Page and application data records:
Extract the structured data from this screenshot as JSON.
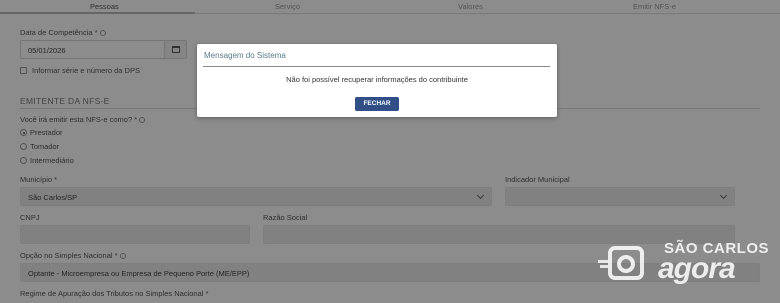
{
  "tabs": [
    "Pessoas",
    "Serviço",
    "Valores",
    "Emitir NFS-e"
  ],
  "form": {
    "data_competencia_label": "Data de Competência *",
    "data_competencia_value": "05/01/2026",
    "informar_serie_label": "Informar série e número da DPS",
    "emitente_section": "EMITENTE DA NFS-E",
    "emitir_como_label": "Você irá emitir esta NFS-e como? *",
    "radio_options": [
      "Prestador",
      "Tomador",
      "Intermediário"
    ],
    "radio_selected": "Prestador",
    "municipio_label": "Município *",
    "municipio_value": "São Carlos/SP",
    "indicador_label": "Indicador Municipal",
    "cnpj_label": "CNPJ",
    "razao_label": "Razão Social",
    "simples_label": "Opção no Simples Nacional *",
    "simples_value": "Optante - Microempresa ou Empresa de Pequeno Porte (ME/EPP)",
    "regime_label": "Regime de Apuração dos Tributos no Simples Nacional *"
  },
  "modal": {
    "title": "Mensagem do Sistema",
    "message": "Não foi possível recuperar informações do contribuinte",
    "button": "FECHAR"
  },
  "watermark": {
    "line1": "SÃO CARLOS",
    "line2": "agora"
  }
}
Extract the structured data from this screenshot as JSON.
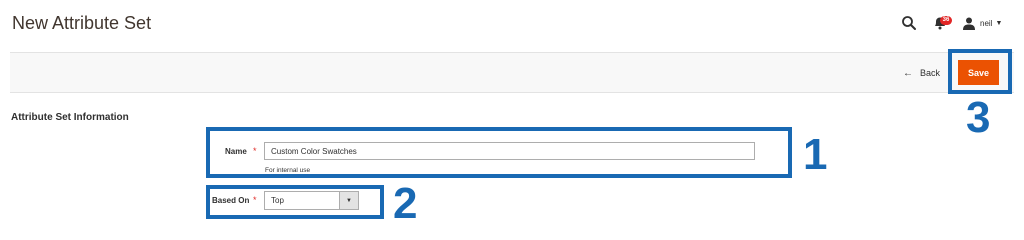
{
  "header": {
    "title": "New Attribute Set",
    "notification_count": "36",
    "user_name": "neil",
    "icons": {
      "search": "search-icon",
      "notifications": "bell-icon",
      "user": "user-icon",
      "dropdown": "caret-down-icon"
    }
  },
  "actions": {
    "back_label": "Back",
    "save_label": "Save",
    "accent_color": "#eb5202"
  },
  "section": {
    "title": "Attribute Set Information"
  },
  "form": {
    "name": {
      "label": "Name",
      "required_mark": "*",
      "value": "Custom Color Swatches",
      "note": "For internal use"
    },
    "based_on": {
      "label": "Based On",
      "required_mark": "*",
      "selected": "Top"
    }
  },
  "callouts": {
    "color": "#1969b3",
    "labels": [
      "1",
      "2",
      "3"
    ]
  }
}
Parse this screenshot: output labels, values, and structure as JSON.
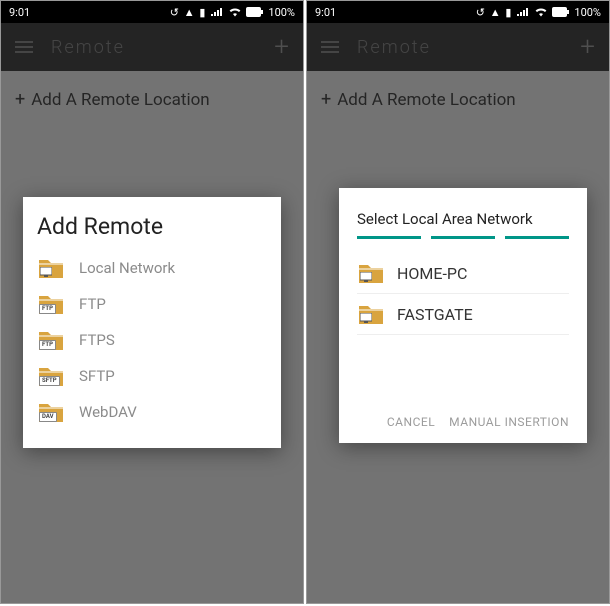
{
  "status": {
    "time": "9:01",
    "battery": "100%"
  },
  "appbar": {
    "title": "Remote",
    "add_icon": "+"
  },
  "content": {
    "add_location_label": "Add A Remote Location",
    "plus": "+"
  },
  "dialog_left": {
    "title": "Add Remote",
    "items": [
      {
        "label": "Local Network",
        "badge_type": "monitor"
      },
      {
        "label": "FTP",
        "badge_type": "text",
        "badge": "FTP"
      },
      {
        "label": "FTPS",
        "badge_type": "text",
        "badge": "FTP"
      },
      {
        "label": "SFTP",
        "badge_type": "text",
        "badge": "SFTP"
      },
      {
        "label": "WebDAV",
        "badge_type": "text",
        "badge": "DAV"
      }
    ]
  },
  "dialog_right": {
    "title": "Select Local Area Network",
    "items": [
      {
        "label": "HOME-PC"
      },
      {
        "label": "FASTGATE"
      }
    ],
    "cancel": "CANCEL",
    "manual": "MANUAL INSERTION"
  }
}
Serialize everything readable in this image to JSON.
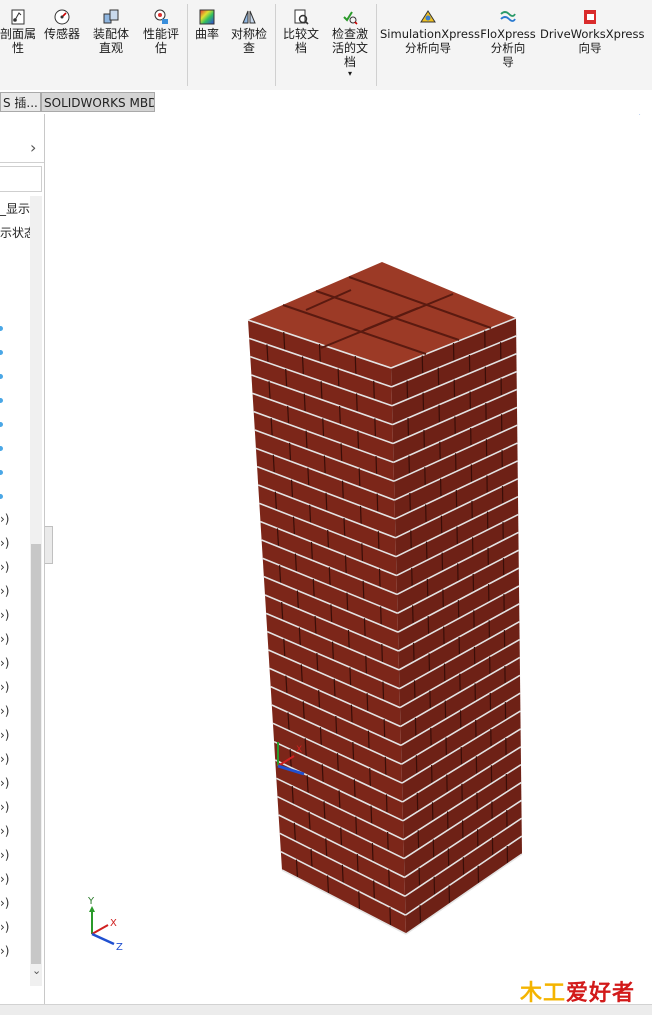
{
  "ribbon": {
    "buttons": [
      {
        "id": "section",
        "label": "剖面属\n性",
        "icon": "section-properties-icon"
      },
      {
        "id": "sensor",
        "label": "传感器",
        "icon": "sensor-icon"
      },
      {
        "id": "assembly",
        "label": "装配体\n直观",
        "icon": "assembly-visualization-icon"
      },
      {
        "id": "perf",
        "label": "性能评\n估",
        "icon": "performance-evaluation-icon"
      },
      {
        "id": "curvature",
        "label": "曲率",
        "icon": "curvature-icon"
      },
      {
        "id": "symmetry",
        "label": "对称检\n查",
        "icon": "symmetry-check-icon"
      },
      {
        "id": "compare",
        "label": "比较文\n档",
        "icon": "compare-documents-icon"
      },
      {
        "id": "checkactive",
        "label": "检查激\n活的文\n档",
        "icon": "check-active-document-icon"
      },
      {
        "id": "simxpress",
        "label": "SimulationXpress\n分析向导",
        "icon": "simulationxpress-icon"
      },
      {
        "id": "floxpress",
        "label": "FloXpress\n分析向\n导",
        "icon": "floxpress-icon"
      },
      {
        "id": "driveworks",
        "label": "DriveWorksXpress\n向导",
        "icon": "driveworksxpress-icon"
      }
    ],
    "dropdown_arrow": "▾"
  },
  "tabs": [
    {
      "label": "S 插...",
      "active": false
    },
    {
      "label": "SOLIDWORKS MBD",
      "active": true
    }
  ],
  "left_panel": {
    "expand_glyph": "›",
    "rows": [
      {
        "label": "_显示"
      },
      {
        "label": "示状态"
      }
    ],
    "tree_suffix": "›)",
    "scroll_up": "⌃",
    "scroll_down": "⌄"
  },
  "viewport": {
    "search_icon": "search-icon",
    "triad_labels": {
      "x": "X",
      "y": "Y",
      "z": "Z"
    }
  },
  "watermark": {
    "part1": "木工",
    "part2": "爱好者"
  },
  "colors": {
    "brick": "#7a2418",
    "brick_top": "#9a3a26",
    "mortar": "#d9d9d9",
    "accent": "#2060c0"
  }
}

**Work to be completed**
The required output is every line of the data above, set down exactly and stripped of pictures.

**Exercise response**
Extract the structured data from this screenshot as JSON.
{
  "tabs": [
    "Pessoas",
    "Serviço",
    "Valores",
    "Emitir NFS-e"
  ],
  "form": {
    "data_competencia_label": "Data de Competência *",
    "data_competencia_value": "05/01/2026",
    "informar_serie_label": "Informar série e número da DPS",
    "emitente_section": "EMITENTE DA NFS-E",
    "emitir_como_label": "Você irá emitir esta NFS-e como? *",
    "radio_options": [
      "Prestador",
      "Tomador",
      "Intermediário"
    ],
    "radio_selected": "Prestador",
    "municipio_label": "Município *",
    "municipio_value": "São Carlos/SP",
    "indicador_label": "Indicador Municipal",
    "cnpj_label": "CNPJ",
    "razao_label": "Razão Social",
    "simples_label": "Opção no Simples Nacional *",
    "simples_value": "Optante - Microempresa ou Empresa de Pequeno Porte (ME/EPP)",
    "regime_label": "Regime de Apuração dos Tributos no Simples Nacional *"
  },
  "modal": {
    "title": "Mensagem do Sistema",
    "message": "Não foi possível recuperar informações do contribuinte",
    "button": "FECHAR"
  },
  "watermark": {
    "line1": "SÃO CARLOS",
    "line2": "agora"
  }
}
Extract the structured data from this screenshot as JSON.
{
  "header": {
    "title": "New Attribute Set",
    "notification_count": "36",
    "user_name": "neil",
    "icons": {
      "search": "search-icon",
      "notifications": "bell-icon",
      "user": "user-icon",
      "dropdown": "caret-down-icon"
    }
  },
  "actions": {
    "back_label": "Back",
    "save_label": "Save",
    "accent_color": "#eb5202"
  },
  "section": {
    "title": "Attribute Set Information"
  },
  "form": {
    "name": {
      "label": "Name",
      "required_mark": "*",
      "value": "Custom Color Swatches",
      "note": "For internal use"
    },
    "based_on": {
      "label": "Based On",
      "required_mark": "*",
      "selected": "Top"
    }
  },
  "callouts": {
    "color": "#1969b3",
    "labels": [
      "1",
      "2",
      "3"
    ]
  }
}
Parse this screenshot: output labels, values, and structure as JSON.
{
  "status": {
    "time": "9:01",
    "battery": "100%"
  },
  "appbar": {
    "title": "Remote",
    "add_icon": "+"
  },
  "content": {
    "add_location_label": "Add A Remote Location",
    "plus": "+"
  },
  "dialog_left": {
    "title": "Add Remote",
    "items": [
      {
        "label": "Local Network",
        "badge_type": "monitor"
      },
      {
        "label": "FTP",
        "badge_type": "text",
        "badge": "FTP"
      },
      {
        "label": "FTPS",
        "badge_type": "text",
        "badge": "FTP"
      },
      {
        "label": "SFTP",
        "badge_type": "text",
        "badge": "SFTP"
      },
      {
        "label": "WebDAV",
        "badge_type": "text",
        "badge": "DAV"
      }
    ]
  },
  "dialog_right": {
    "title": "Select Local Area Network",
    "items": [
      {
        "label": "HOME-PC"
      },
      {
        "label": "FASTGATE"
      }
    ],
    "cancel": "CANCEL",
    "manual": "MANUAL INSERTION"
  }
}
Serialize everything readable in this image to JSON.
{
  "ribbon": {
    "buttons": [
      {
        "id": "section",
        "label": "剖面属\n性",
        "icon": "section-properties-icon"
      },
      {
        "id": "sensor",
        "label": "传感器",
        "icon": "sensor-icon"
      },
      {
        "id": "assembly",
        "label": "装配体\n直观",
        "icon": "assembly-visualization-icon"
      },
      {
        "id": "perf",
        "label": "性能评\n估",
        "icon": "performance-evaluation-icon"
      },
      {
        "id": "curvature",
        "label": "曲率",
        "icon": "curvature-icon"
      },
      {
        "id": "symmetry",
        "label": "对称检\n查",
        "icon": "symmetry-check-icon"
      },
      {
        "id": "compare",
        "label": "比较文\n档",
        "icon": "compare-documents-icon"
      },
      {
        "id": "checkactive",
        "label": "检查激\n活的文\n档",
        "icon": "check-active-document-icon"
      },
      {
        "id": "simxpress",
        "label": "SimulationXpress\n分析向导",
        "icon": "simulationxpress-icon"
      },
      {
        "id": "floxpress",
        "label": "FloXpress\n分析向\n导",
        "icon": "floxpress-icon"
      },
      {
        "id": "driveworks",
        "label": "DriveWorksXpress\n向导",
        "icon": "driveworksxpress-icon"
      }
    ],
    "dropdown_arrow": "▾"
  },
  "tabs": [
    {
      "label": "S 插...",
      "active": false
    },
    {
      "label": "SOLIDWORKS MBD",
      "active": true
    }
  ],
  "left_panel": {
    "expand_glyph": "›",
    "rows": [
      {
        "label": "_显示"
      },
      {
        "label": "示状态"
      }
    ],
    "tree_suffix": "›)",
    "scroll_up": "⌃",
    "scroll_down": "⌄"
  },
  "viewport": {
    "search_icon": "search-icon",
    "triad_labels": {
      "x": "X",
      "y": "Y",
      "z": "Z"
    }
  },
  "watermark": {
    "part1": "木工",
    "part2": "爱好者"
  },
  "colors": {
    "brick": "#7a2418",
    "brick_top": "#9a3a26",
    "mortar": "#d9d9d9",
    "accent": "#2060c0"
  }
}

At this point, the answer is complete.